Key paragraph(s) can be found below the document.
52. In the Court’s view, GPS surveillance is by its very nature to be distinguished from other methods of visual or acoustical surveillance which are, as a rule, more susceptible of interfering with a person’s right to respect for private life, because they disclose more information on a person’s conduct, opinions or feelings.
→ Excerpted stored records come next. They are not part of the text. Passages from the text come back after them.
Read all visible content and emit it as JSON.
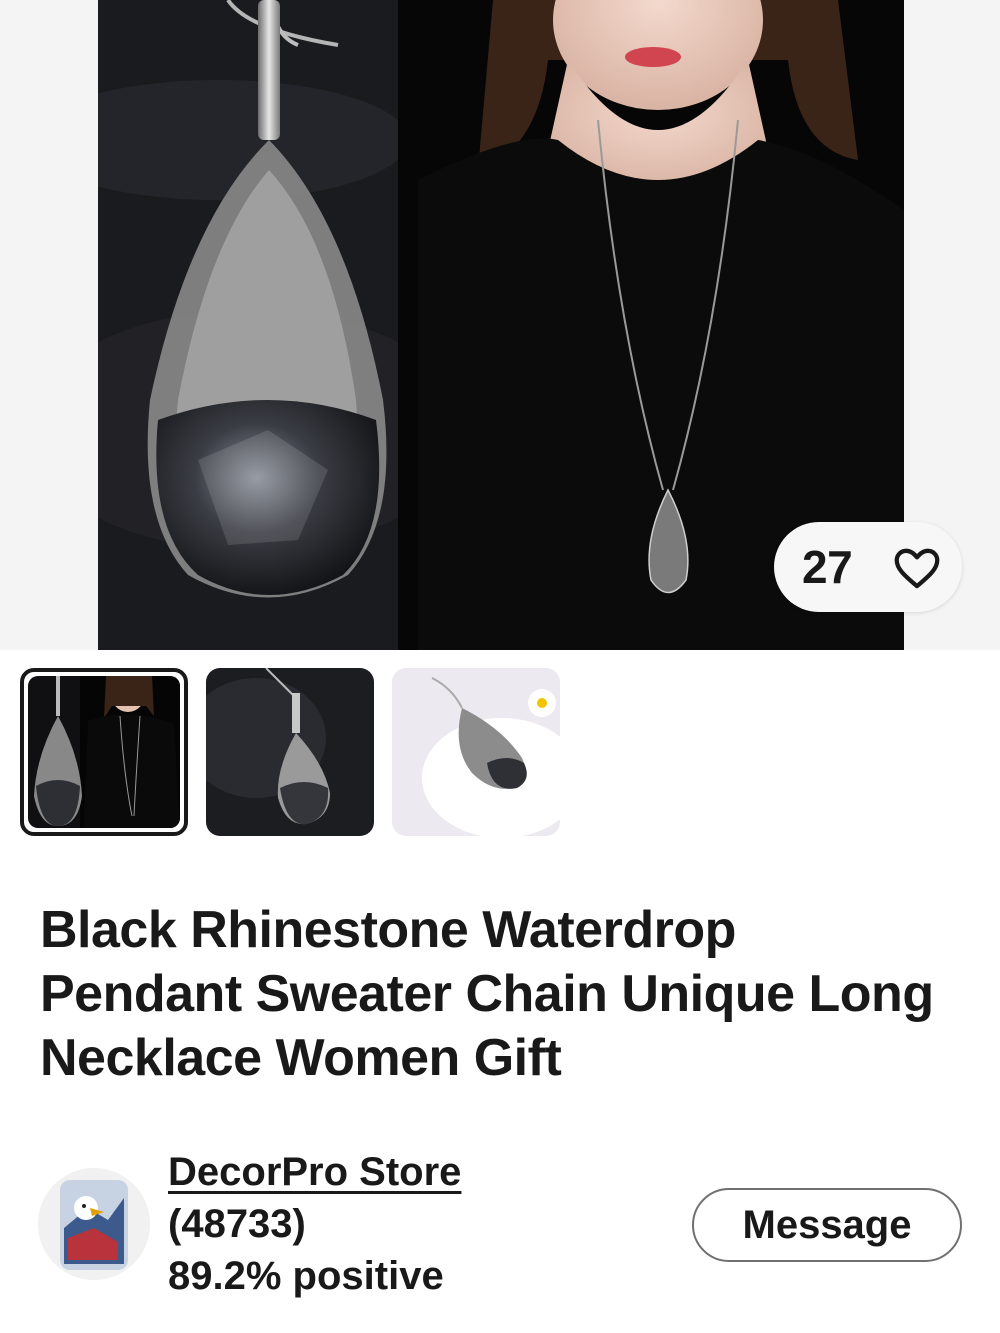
{
  "gallery": {
    "like_count": "27",
    "thumbnails": [
      {
        "active": true
      },
      {
        "active": false
      },
      {
        "active": false
      }
    ]
  },
  "listing": {
    "title": "Black Rhinestone Waterdrop Pendant Sweater Chain Unique Long Necklace Women Gift"
  },
  "seller": {
    "name": "DecorPro Store",
    "feedback_count": "(48733)",
    "positive": "89.2% positive",
    "message_label": "Message"
  },
  "colors": {
    "text": "#191919",
    "background": "#ffffff",
    "button_border": "#707070"
  },
  "icons": {
    "favorite": "heart-icon"
  }
}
Having regard to the principles established in its case-law, it nevertheless finds the above-mentioned factors [“the investigation authorities, for some three months, systematically collected and stored data determining, in the circumstances, the applicant’s whereabouts and movements in the public sphere” (paragraph 51)] sufficient to conclude that the applicant’s observation via GPS, in the circumstances, and the processing and use of the data obtained thereby in the manner described above amounted to an interference with his private life as protected by Article 8 § 1.
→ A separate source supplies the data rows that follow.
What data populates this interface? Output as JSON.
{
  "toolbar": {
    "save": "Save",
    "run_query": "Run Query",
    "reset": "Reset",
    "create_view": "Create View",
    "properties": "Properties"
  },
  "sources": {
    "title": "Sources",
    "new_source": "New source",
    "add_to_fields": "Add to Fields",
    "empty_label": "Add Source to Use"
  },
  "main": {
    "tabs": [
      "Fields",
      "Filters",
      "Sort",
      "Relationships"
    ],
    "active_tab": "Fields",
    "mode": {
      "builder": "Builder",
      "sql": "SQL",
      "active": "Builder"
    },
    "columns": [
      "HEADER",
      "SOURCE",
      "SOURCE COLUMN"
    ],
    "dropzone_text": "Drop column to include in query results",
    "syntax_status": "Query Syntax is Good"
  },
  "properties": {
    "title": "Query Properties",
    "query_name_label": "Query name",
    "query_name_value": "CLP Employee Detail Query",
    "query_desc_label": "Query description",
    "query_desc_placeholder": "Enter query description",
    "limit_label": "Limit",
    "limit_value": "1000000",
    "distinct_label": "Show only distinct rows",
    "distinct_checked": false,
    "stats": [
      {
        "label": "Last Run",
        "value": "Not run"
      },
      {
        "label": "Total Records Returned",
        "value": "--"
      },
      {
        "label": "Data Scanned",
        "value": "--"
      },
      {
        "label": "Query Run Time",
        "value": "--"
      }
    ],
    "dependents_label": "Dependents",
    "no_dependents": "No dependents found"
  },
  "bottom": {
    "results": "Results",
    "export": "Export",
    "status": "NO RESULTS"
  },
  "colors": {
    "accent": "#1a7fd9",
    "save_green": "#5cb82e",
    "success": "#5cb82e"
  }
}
NB! The Court did not find a breach of Article 8 in this case (see paragraphs 77-81).